For drivers, on the other hand, riders’ identifying information is logged during the transaction, reducing the incentive for theft of cash or property during the ride and increasing the drivers’ safety.
“The sharing economy means we’re using our resources more intensely,” Johnson and Wales University assistant professor Adam C. Smith explained. “We’re using our resources more intensely than we ever have, because we have these transaction cost-reducing technologies, like smartphone apps and so forth.
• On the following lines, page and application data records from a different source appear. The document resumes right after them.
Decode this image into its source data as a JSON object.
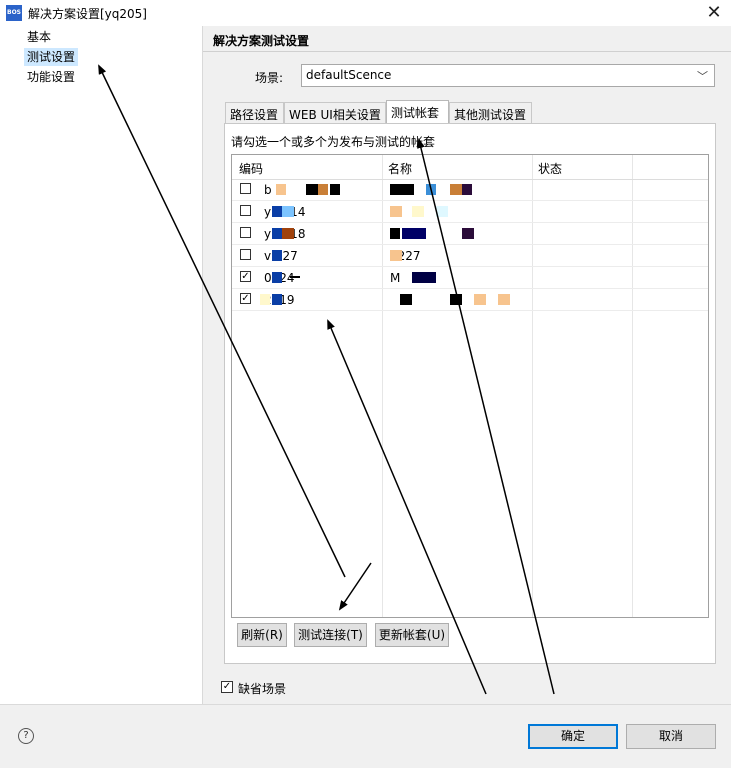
{
  "window": {
    "title": "解决方案设置[yq205]",
    "icon": "app-icon",
    "close": "✕"
  },
  "nav": {
    "items": [
      {
        "label": "基本",
        "selected": false
      },
      {
        "label": "测试设置",
        "selected": true
      },
      {
        "label": "功能设置",
        "selected": false
      }
    ]
  },
  "panel": {
    "title": "解决方案测试设置",
    "scene_label": "场景:",
    "scene_value": "defaultScence",
    "tabs": [
      {
        "label": "路径设置",
        "active": false
      },
      {
        "label": "WEB UI相关设置",
        "active": false
      },
      {
        "label": "测试帐套",
        "active": true
      },
      {
        "label": "其他测试设置",
        "active": false
      }
    ],
    "hint": "请勾选一个或多个为发布与测试的帐套",
    "columns": [
      "编码",
      "名称",
      "状态"
    ],
    "rows": [
      {
        "checked": false,
        "code": "b",
        "name": ""
      },
      {
        "checked": false,
        "code": "y   0114",
        "name": ""
      },
      {
        "checked": false,
        "code": "y   0218",
        "name": "s"
      },
      {
        "checked": false,
        "code": "v   227",
        "name": "0227"
      },
      {
        "checked": true,
        "code": "   0324",
        "name": "M"
      },
      {
        "checked": true,
        "code": "     2019",
        "name": ""
      }
    ],
    "buttons": {
      "refresh": "刷新(R)",
      "test_connection": "测试连接(T)",
      "update": "更新帐套(U)"
    },
    "default_scene": {
      "label": "缺省场景",
      "checked": true
    }
  },
  "footer": {
    "help": "?",
    "ok": "确定",
    "cancel": "取消"
  },
  "colors": {
    "selection": "#cde8ff",
    "ok_border": "#0078d7"
  }
}
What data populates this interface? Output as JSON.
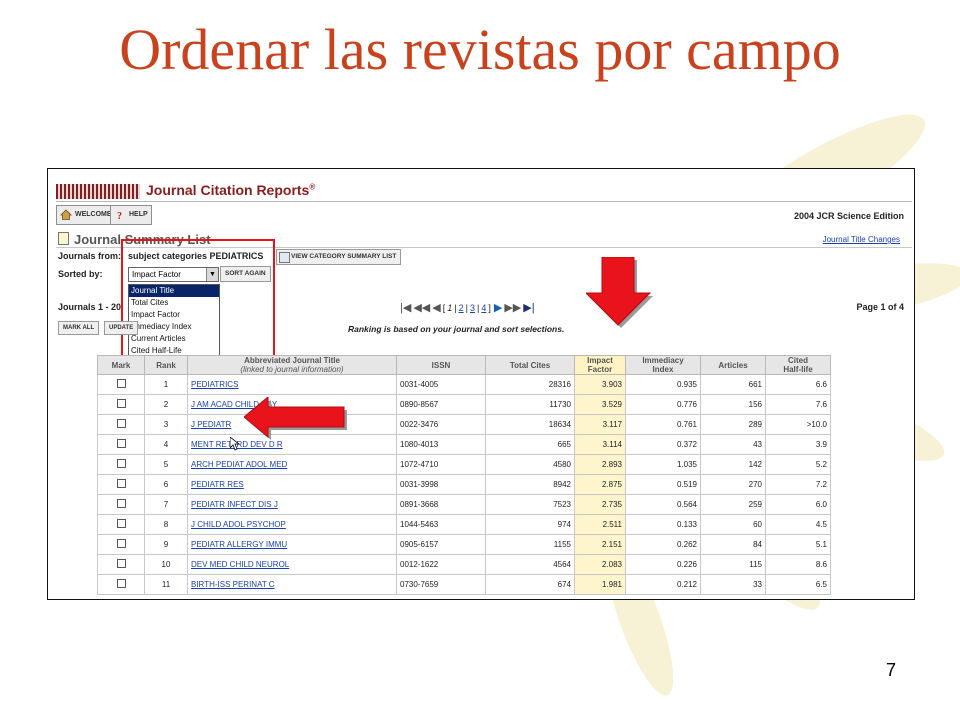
{
  "slide": {
    "title": "Ordenar las revistas por campo",
    "page_number": "7"
  },
  "jcr": {
    "app_title": "Journal Citation Reports",
    "app_title_mark": "®",
    "welcome_label": "WELCOME",
    "help_label": "HELP",
    "edition": "2004 JCR Science Edition",
    "summary_title": "Journal Summary List",
    "title_changes_link": "Journal Title Changes",
    "journals_from_label": "Journals from:",
    "subject_text": "subject categories PEDIATRICS",
    "view_category_label": "VIEW CATEGORY SUMMARY LIST",
    "sorted_by_label": "Sorted by:",
    "sort_selected": "Impact Factor",
    "sort_again_label": "SORT AGAIN",
    "sort_options": [
      "Journal Title",
      "Total Cites",
      "Impact Factor",
      "Immediacy Index",
      "Current Articles",
      "Cited Half-Life"
    ],
    "sort_highlighted": "Journal Title",
    "journals_range": "Journals 1 - 20",
    "mark_all_label": "MARK ALL",
    "update_label": "UPDATE",
    "pager": {
      "open": "[",
      "current": "1",
      "links": [
        "2",
        "3",
        "4"
      ],
      "close": "]",
      "sep": "|"
    },
    "page_of": "Page 1 of 4",
    "ranking_note": "Ranking is based on your journal and sort selections."
  },
  "table": {
    "headers": {
      "mark": "Mark",
      "rank": "Rank",
      "title_main": "Abbreviated Journal Title",
      "title_sub": "(linked to journal information)",
      "issn": "ISSN",
      "total_cites": "Total Cites",
      "impact_1": "Impact",
      "impact_2": "Factor",
      "immediacy_1": "Immediacy",
      "immediacy_2": "Index",
      "articles": "Articles",
      "half_1": "Cited",
      "half_2": "Half-life"
    },
    "rows": [
      {
        "rank": "1",
        "title": "PEDIATRICS",
        "issn": "0031-4005",
        "cites": "28316",
        "impact": "3.903",
        "immediacy": "0.935",
        "articles": "661",
        "half_life": "6.6"
      },
      {
        "rank": "2",
        "title": "J AM ACAD CHILD PSY",
        "issn": "0890-8567",
        "cites": "11730",
        "impact": "3.529",
        "immediacy": "0.776",
        "articles": "156",
        "half_life": "7.6"
      },
      {
        "rank": "3",
        "title": "J PEDIATR",
        "issn": "0022-3476",
        "cites": "18634",
        "impact": "3.117",
        "immediacy": "0.761",
        "articles": "289",
        "half_life": ">10.0"
      },
      {
        "rank": "4",
        "title": "MENT RETARD DEV D R",
        "issn": "1080-4013",
        "cites": "665",
        "impact": "3.114",
        "immediacy": "0.372",
        "articles": "43",
        "half_life": "3.9"
      },
      {
        "rank": "5",
        "title": "ARCH PEDIAT ADOL MED",
        "issn": "1072-4710",
        "cites": "4580",
        "impact": "2.893",
        "immediacy": "1.035",
        "articles": "142",
        "half_life": "5.2"
      },
      {
        "rank": "6",
        "title": "PEDIATR RES",
        "issn": "0031-3998",
        "cites": "8942",
        "impact": "2.875",
        "immediacy": "0.519",
        "articles": "270",
        "half_life": "7.2"
      },
      {
        "rank": "7",
        "title": "PEDIATR INFECT DIS J",
        "issn": "0891-3668",
        "cites": "7523",
        "impact": "2.735",
        "immediacy": "0.564",
        "articles": "259",
        "half_life": "6.0"
      },
      {
        "rank": "8",
        "title": "J CHILD ADOL PSYCHOP",
        "issn": "1044-5463",
        "cites": "974",
        "impact": "2.511",
        "immediacy": "0.133",
        "articles": "60",
        "half_life": "4.5"
      },
      {
        "rank": "9",
        "title": "PEDIATR ALLERGY IMMU",
        "issn": "0905-6157",
        "cites": "1155",
        "impact": "2.151",
        "immediacy": "0.262",
        "articles": "84",
        "half_life": "5.1"
      },
      {
        "rank": "10",
        "title": "DEV MED CHILD NEUROL",
        "issn": "0012-1622",
        "cites": "4564",
        "impact": "2.083",
        "immediacy": "0.226",
        "articles": "115",
        "half_life": "8.6"
      },
      {
        "rank": "11",
        "title": "BIRTH-ISS PERINAT C",
        "issn": "0730-7659",
        "cites": "674",
        "impact": "1.981",
        "immediacy": "0.212",
        "articles": "33",
        "half_life": "6.5"
      }
    ]
  },
  "colors": {
    "title": "#c8421e",
    "annotation_red": "#e8131b",
    "jcr_brand": "#8a1c1c",
    "link": "#1a3fb0",
    "impact_highlight": "#fff5cc"
  }
}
All of that can only come through a decentralized network of people—consumers and producers—coming together.
“You wouldn’t normally think, ‘oh, what am I going to do with my car if I’m not using it,’ or ‘what am I going to do with my apartment or my kitchen… Well, it turns out that, now, we can communicate and transact with one another, allowing us to use those otherwise dormant resources,” he added.
Another method through which the sharing economy empowers consumers, is its self-regulating nature.
“Modern online feedback mechanisms have made it easier for honesty to be enforced through strong reputational incentives,” the authors explain. “Competitive firms are often quicker than regulators to point out the substandard service of their rivals. The result is reasonably well-functioning, self-regulating markets with strong checks on improper behavior.
In the sharing economy, the authors conclude, “bad actors get weeded out fairly quickly through better information, reputational incentives, and aggressive community self-policing.”
New Challenges and Opportunities
According to Smith, the new sharing economy presents both challenges and opportunities.
“We need to think of these new technologies—as with any new technology—as creative destruction and disruptive. That’s both good and bad. It’s good, in the sense that it’s disruptive because it’s more useful—which is a great thing,” he said. “It will be bad for some people, as it will displace certain jobs and certain labor. From a macro perspective, from a long-term perspective, there is no doubt that creative destruction and disruption are necessary functions in a wealth-generating economy.”
Raising regulatory hurdles to slow the rise of the new economy, the study’s authors say, hurts consumers more than it helps.
“The net effect of regulations that limit entry and homogenize price and quality is to insulate incumbent firms from dynamic competition that would otherwise benefit consumers,” the authors write. “In particular, if firms are insulated from competition from new entrants, they can obtain some measure of monopoly or pricing power. This diminishes consumer welfare while enhancing producer profit.”
Smith agreed with the study’s conclusion, adding “it’s not a matter of ‘should we or should we not regulate,’ it’s that we need to frame the argument correctly and recognize it’s an integral part of the marketplace.
“Regulations need to deal with that accordingly, rather than thinking of this as some kind of abnormal aspect of the marketplace that needs to be stomped out,” he said.”
Smith compared the sharing economy’s “creative destruction” to the ecological role played by a forest fire.
“‘Forest fires are bad, we all know forest fires are bad,’ that’s what Smokey the Bear tells us, right? Actually, forest fires are a necessary part of increasing the longevity and health of a forest. Fire pares back overgrowth; it’s how the forest naturally regulates itself.”
Alexander Anton (email@example.com) writes from Palatine, Illinois.